These conclusions were published by CMS today in the 12th edition of its annual European M&A Study, a multi-year analysis of the key legal provisions within M&A agreements. The study is the most comprehensive of its kind and is based on a proprietary database comprising more than 4,600 deals.
In identifying the primary deal drivers for transactions, CMS revealed that almost half of deals represented buyers entering a new market (46%) or acquisitions of know-how or acqui-hire transactions (41%). The proportion of these transactions both increased since 2018 (32% and 23% respectively). One fifth of the deals represented the acquisition of a competitor.
Stefan Brunnschweiler, Head of the CMS Corporate/M&A Group, said: “We are seeing demand for deal certainty in the unpredictable macroeconomic context, greater use of clever risk allocation strategies, as well as new cutting-edge technologies benefitting the industry.
The M&A Study 2020 will be a useful guide for those considering transactions in a more and more challenging investment climate.”
Key findings for 2019 include:
Upward trend of legal technology tools – AI and document automation were used in numerous of the reviewed transactions, often leading to significant cost savings.
Rise in popularity of Warranty & Indemnity (W&I) insurance – up by 2% to 19% of all deals but used in almost half of deals valued over EUR 100m.
Gradual decline of purchase price adjustments (PPAs) – in 45% of all deals, up one-percentage point from the previous year, but significantly behind the average level for the previous three years.
Upward trend of locked box structures continues – in 56% of deals with no PPA, highlighting parties’ wish for as much certainty as possible.
de minimis and basket provisions becoming the market norm – now applying in majority (73% and 66% respectively) of transactions, most likely reflecting the increasing use of W&I insurance.
Liability caps determined by deal size and W&I insurance – overall cap in smaller deals most likely to be full purchase price, compared to only 10-25% for larger deals.

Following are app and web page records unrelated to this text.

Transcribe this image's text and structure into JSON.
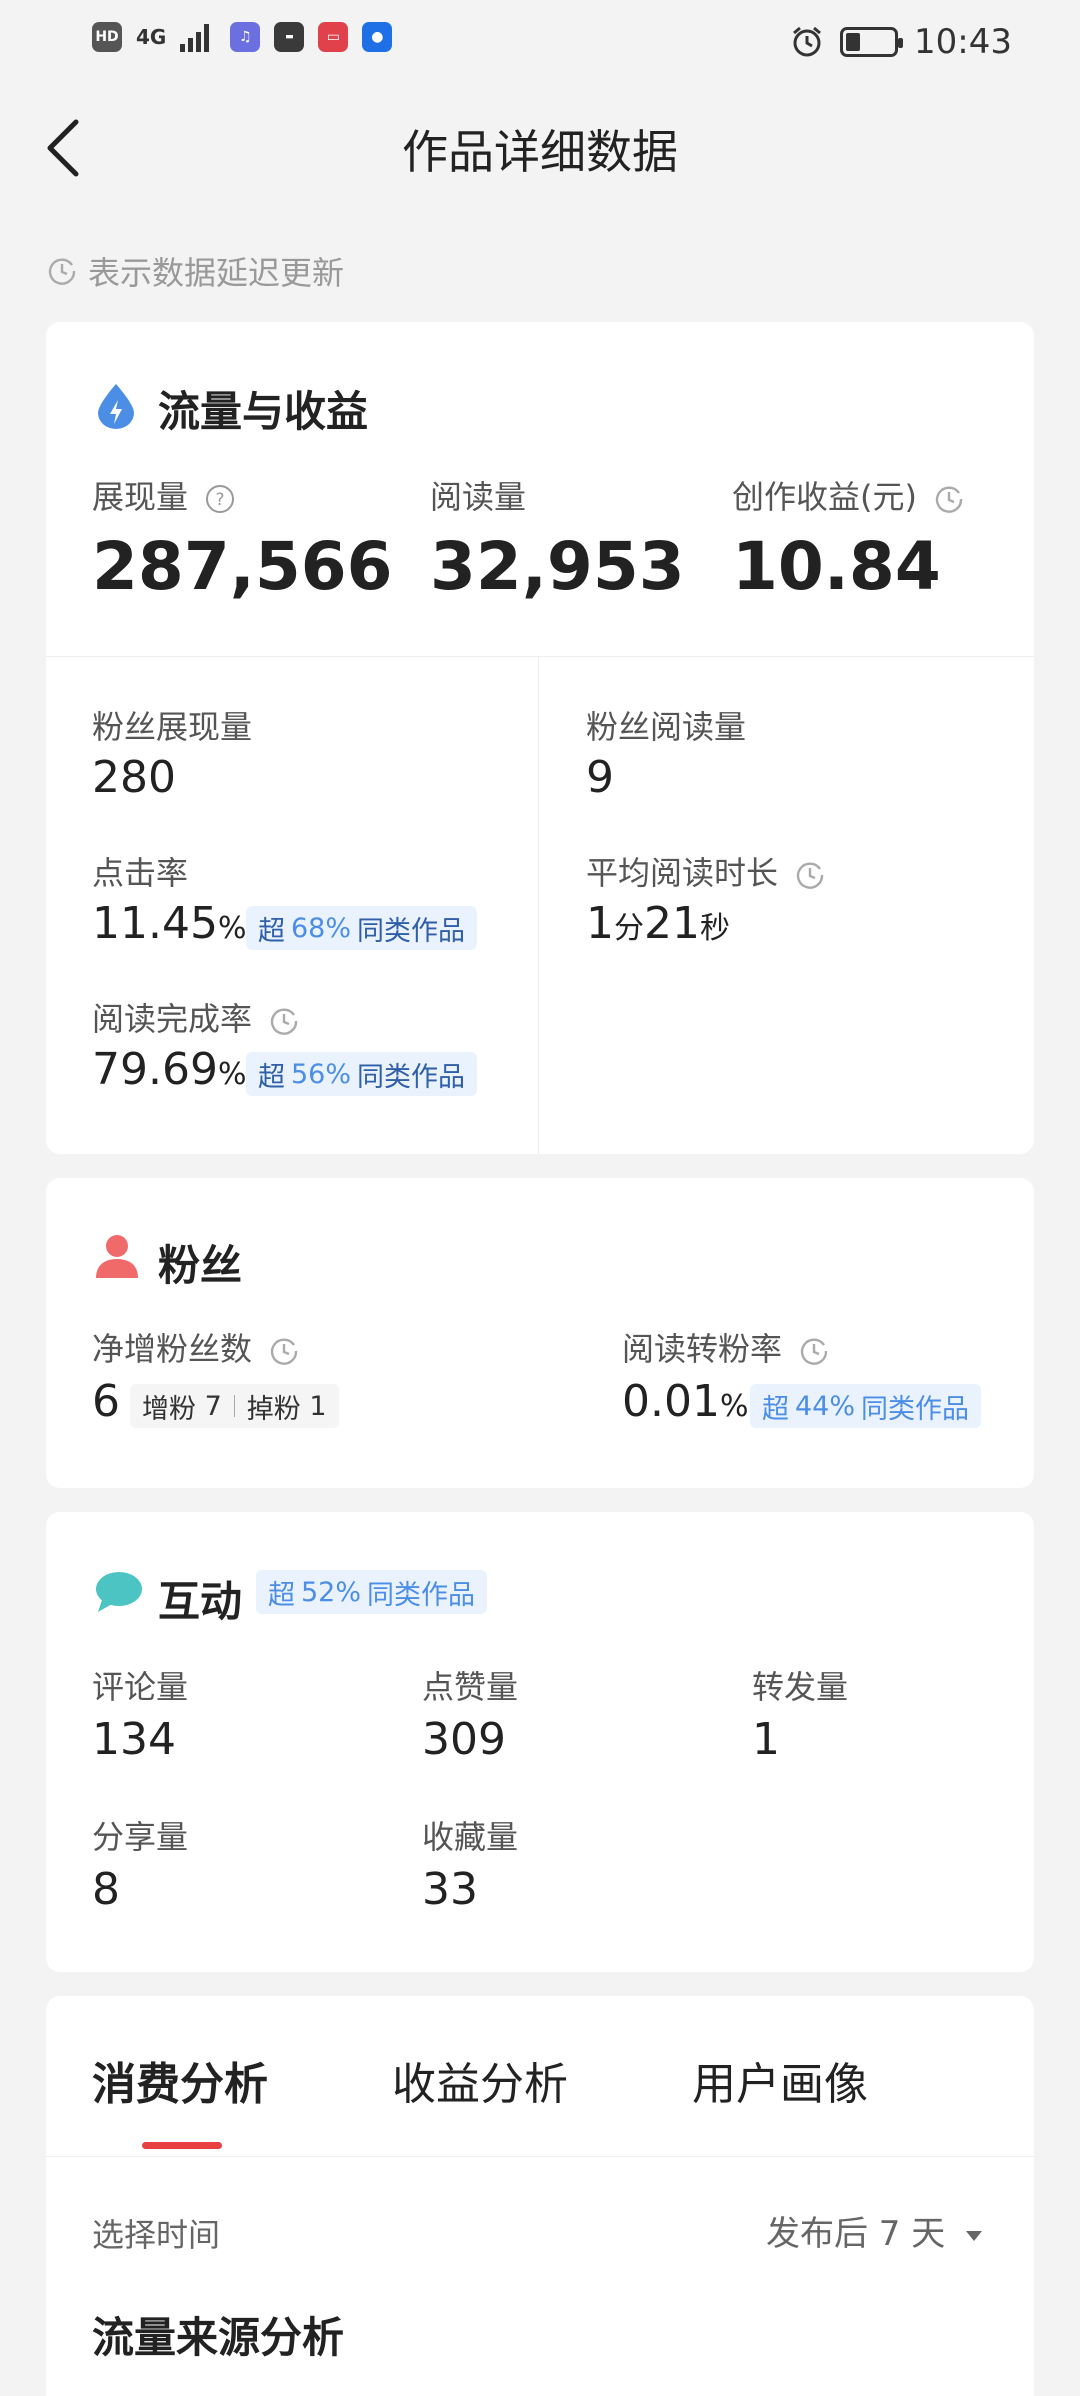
{
  "status_bar": {
    "time": "10:43",
    "hd": "HD",
    "network": "4G",
    "icons": [
      "music-icon",
      "huawei-icon",
      "reader-icon",
      "bulb-icon"
    ],
    "alarm_icon": "alarm-icon",
    "battery_icon": "battery-icon"
  },
  "header": {
    "title": "作品详细数据",
    "back_icon": "back-chevron-icon"
  },
  "delay_note": "表示数据延迟更新",
  "traffic": {
    "title": "流量与收益",
    "icon": "lightning-drop-icon",
    "icon_color": "#4c8ee6",
    "impressions_label": "展现量",
    "impressions_value": "287,566",
    "reads_label": "阅读量",
    "reads_value": "32,953",
    "earnings_label": "创作收益(元)",
    "earnings_value": "10.84",
    "fan_impressions_label": "粉丝展现量",
    "fan_impressions_value": "280",
    "fan_reads_label": "粉丝阅读量",
    "fan_reads_value": "9",
    "ctr_label": "点击率",
    "ctr_value": "11.45",
    "ctr_unit": "%",
    "ctr_badge": {
      "prefix": "超",
      "pct": "68%",
      "suffix": "同类作品"
    },
    "avg_time_label": "平均阅读时长",
    "avg_time_min": "1",
    "avg_time_min_unit": "分",
    "avg_time_sec": "21",
    "avg_time_sec_unit": "秒",
    "completion_label": "阅读完成率",
    "completion_value": "79.69",
    "completion_unit": "%",
    "completion_badge": {
      "prefix": "超",
      "pct": "56%",
      "suffix": "同类作品"
    }
  },
  "fans": {
    "title": "粉丝",
    "icon": "person-icon",
    "icon_color": "#f06a6a",
    "net_label": "净增粉丝数",
    "net_value": "6",
    "gain_label": "增粉",
    "gain_value": "7",
    "lose_label": "掉粉",
    "lose_value": "1",
    "conv_label": "阅读转粉率",
    "conv_value": "0.01",
    "conv_unit": "%",
    "conv_badge": {
      "prefix": "超",
      "pct": "44%",
      "suffix": "同类作品"
    }
  },
  "interaction": {
    "title": "互动",
    "icon": "chat-bubble-icon",
    "icon_color": "#4cc4c4",
    "badge": {
      "prefix": "超",
      "pct": "52%",
      "suffix": "同类作品"
    },
    "comments_label": "评论量",
    "comments_value": "134",
    "likes_label": "点赞量",
    "likes_value": "309",
    "forwards_label": "转发量",
    "forwards_value": "1",
    "shares_label": "分享量",
    "shares_value": "8",
    "favorites_label": "收藏量",
    "favorites_value": "33"
  },
  "tabs": [
    {
      "label": "消费分析",
      "active": true
    },
    {
      "label": "收益分析",
      "active": false
    },
    {
      "label": "用户画像",
      "active": false
    }
  ],
  "time_select": {
    "label": "选择时间",
    "value": "发布后 7 天"
  },
  "source_title": "流量来源分析"
}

Additionally, almost half (45%) of W&I deals have caps of less than 10% of the purchase price, compared to only 10% of non-W&I deals.